## Data provided

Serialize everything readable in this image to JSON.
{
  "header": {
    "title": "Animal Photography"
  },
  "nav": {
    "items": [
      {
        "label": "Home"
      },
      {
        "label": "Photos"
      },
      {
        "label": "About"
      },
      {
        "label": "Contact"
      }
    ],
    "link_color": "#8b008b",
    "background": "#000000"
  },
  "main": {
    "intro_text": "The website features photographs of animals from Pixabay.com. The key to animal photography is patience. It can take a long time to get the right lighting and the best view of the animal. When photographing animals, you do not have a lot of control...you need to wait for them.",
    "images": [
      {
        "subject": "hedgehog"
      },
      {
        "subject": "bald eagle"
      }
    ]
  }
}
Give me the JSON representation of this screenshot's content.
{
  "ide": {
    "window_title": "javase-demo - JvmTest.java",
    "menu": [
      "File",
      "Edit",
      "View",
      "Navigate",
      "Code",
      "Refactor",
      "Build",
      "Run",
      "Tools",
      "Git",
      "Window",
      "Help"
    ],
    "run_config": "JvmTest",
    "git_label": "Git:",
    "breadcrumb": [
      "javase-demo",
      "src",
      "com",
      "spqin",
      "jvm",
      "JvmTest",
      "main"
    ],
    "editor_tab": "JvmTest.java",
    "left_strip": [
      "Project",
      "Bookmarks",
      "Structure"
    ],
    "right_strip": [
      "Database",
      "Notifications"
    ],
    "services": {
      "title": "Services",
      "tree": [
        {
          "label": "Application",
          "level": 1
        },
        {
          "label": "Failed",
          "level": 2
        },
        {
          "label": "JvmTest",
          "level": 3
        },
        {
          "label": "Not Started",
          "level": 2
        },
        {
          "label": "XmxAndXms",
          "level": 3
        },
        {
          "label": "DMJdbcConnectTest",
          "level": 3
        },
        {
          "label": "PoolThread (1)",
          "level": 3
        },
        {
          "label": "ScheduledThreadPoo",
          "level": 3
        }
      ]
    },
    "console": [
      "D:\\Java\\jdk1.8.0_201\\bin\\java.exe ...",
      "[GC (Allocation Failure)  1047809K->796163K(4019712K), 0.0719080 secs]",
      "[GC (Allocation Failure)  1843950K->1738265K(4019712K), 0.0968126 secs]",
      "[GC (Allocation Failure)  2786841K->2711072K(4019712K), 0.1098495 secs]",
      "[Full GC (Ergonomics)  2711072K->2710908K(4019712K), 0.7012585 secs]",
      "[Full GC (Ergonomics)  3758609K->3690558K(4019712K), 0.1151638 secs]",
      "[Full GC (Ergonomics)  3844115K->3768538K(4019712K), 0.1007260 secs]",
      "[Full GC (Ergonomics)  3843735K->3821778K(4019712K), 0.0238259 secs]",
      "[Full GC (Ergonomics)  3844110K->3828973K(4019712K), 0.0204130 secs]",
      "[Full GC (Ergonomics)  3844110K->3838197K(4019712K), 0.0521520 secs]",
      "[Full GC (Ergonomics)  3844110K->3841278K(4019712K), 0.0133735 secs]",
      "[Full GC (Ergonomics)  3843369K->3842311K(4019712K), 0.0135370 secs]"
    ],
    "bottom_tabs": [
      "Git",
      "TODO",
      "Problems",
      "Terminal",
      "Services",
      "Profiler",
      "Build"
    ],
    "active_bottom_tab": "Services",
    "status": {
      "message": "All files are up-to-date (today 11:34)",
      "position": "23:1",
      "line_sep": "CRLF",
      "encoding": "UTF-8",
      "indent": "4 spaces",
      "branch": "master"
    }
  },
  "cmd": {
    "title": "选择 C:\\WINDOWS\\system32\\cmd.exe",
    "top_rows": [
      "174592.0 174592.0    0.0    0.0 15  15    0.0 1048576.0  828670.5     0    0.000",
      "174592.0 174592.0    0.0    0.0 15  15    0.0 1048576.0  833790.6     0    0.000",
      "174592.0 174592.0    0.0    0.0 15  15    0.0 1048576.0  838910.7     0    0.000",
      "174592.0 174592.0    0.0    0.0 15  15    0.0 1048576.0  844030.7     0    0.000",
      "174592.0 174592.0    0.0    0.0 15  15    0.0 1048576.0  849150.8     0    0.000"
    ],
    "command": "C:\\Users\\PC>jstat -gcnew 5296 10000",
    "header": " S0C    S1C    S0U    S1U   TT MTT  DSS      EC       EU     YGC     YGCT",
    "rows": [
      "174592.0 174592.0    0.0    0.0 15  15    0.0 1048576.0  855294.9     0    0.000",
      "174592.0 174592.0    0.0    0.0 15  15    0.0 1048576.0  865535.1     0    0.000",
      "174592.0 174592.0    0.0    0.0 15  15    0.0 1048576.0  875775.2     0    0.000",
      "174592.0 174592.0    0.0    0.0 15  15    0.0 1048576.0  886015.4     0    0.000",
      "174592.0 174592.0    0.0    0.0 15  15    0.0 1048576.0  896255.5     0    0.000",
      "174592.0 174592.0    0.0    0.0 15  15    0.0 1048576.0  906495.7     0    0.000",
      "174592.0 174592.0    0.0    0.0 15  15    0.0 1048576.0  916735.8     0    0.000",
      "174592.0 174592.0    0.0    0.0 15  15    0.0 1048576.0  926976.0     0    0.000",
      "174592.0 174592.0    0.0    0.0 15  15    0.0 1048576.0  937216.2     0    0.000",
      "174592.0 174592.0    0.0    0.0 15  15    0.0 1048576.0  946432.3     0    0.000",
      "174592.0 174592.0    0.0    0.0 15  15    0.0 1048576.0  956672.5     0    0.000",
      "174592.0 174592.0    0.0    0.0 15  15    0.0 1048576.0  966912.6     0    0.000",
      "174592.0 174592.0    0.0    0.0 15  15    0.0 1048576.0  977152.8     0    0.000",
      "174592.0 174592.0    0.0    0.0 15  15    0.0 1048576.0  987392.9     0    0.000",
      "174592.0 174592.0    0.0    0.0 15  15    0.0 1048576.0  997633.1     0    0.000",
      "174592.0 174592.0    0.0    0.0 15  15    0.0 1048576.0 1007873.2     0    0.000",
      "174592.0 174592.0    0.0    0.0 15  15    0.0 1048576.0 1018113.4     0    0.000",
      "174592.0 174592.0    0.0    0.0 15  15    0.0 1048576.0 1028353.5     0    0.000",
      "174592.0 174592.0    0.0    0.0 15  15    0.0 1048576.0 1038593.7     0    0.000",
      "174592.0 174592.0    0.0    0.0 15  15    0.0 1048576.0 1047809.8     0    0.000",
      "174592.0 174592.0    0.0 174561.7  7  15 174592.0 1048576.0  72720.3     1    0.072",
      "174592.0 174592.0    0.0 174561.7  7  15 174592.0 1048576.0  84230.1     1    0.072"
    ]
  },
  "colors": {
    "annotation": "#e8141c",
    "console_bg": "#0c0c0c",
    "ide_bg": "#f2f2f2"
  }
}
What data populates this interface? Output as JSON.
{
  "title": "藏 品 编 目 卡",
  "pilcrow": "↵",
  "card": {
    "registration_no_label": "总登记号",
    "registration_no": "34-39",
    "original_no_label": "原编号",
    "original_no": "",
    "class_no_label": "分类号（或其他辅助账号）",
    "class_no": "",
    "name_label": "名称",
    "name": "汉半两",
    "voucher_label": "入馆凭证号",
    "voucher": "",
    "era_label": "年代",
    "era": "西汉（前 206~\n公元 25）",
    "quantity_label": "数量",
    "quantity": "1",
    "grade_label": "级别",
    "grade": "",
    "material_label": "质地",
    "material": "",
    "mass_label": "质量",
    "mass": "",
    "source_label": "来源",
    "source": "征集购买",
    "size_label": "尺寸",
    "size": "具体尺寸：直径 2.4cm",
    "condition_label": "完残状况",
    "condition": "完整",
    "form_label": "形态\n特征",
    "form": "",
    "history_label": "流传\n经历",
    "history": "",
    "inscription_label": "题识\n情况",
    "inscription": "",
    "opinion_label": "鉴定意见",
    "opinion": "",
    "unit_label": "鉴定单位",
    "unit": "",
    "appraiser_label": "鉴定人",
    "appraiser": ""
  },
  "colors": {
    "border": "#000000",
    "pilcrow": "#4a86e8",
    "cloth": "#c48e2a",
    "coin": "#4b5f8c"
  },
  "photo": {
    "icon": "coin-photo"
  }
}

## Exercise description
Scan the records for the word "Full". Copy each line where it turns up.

## Completed task
      "[Full GC (Ergonomics)  2711072K->2710908K(4019712K), 0.7012585 secs]",
      "[Full GC (Ergonomics)  3758609K->3690558K(4019712K), 0.1151638 secs]",
      "[Full GC (Ergonomics)  3844115K->3768538K(4019712K), 0.1007260 secs]",
      "[Full GC (Ergonomics)  3843735K->3821778K(4019712K), 0.0238259 secs]",
      "[Full GC (Ergonomics)  3844110K->3828973K(4019712K), 0.0204130 secs]",
      "[Full GC (Ergonomics)  3844110K->3838197K(4019712K), 0.0521520 secs]",
      "[Full GC (Ergonomics)  3844110K->3841278K(4019712K), 0.0133735 secs]",
      "[Full GC (Ergonomics)  3843369K->3842311K(4019712K), 0.0135370 secs]"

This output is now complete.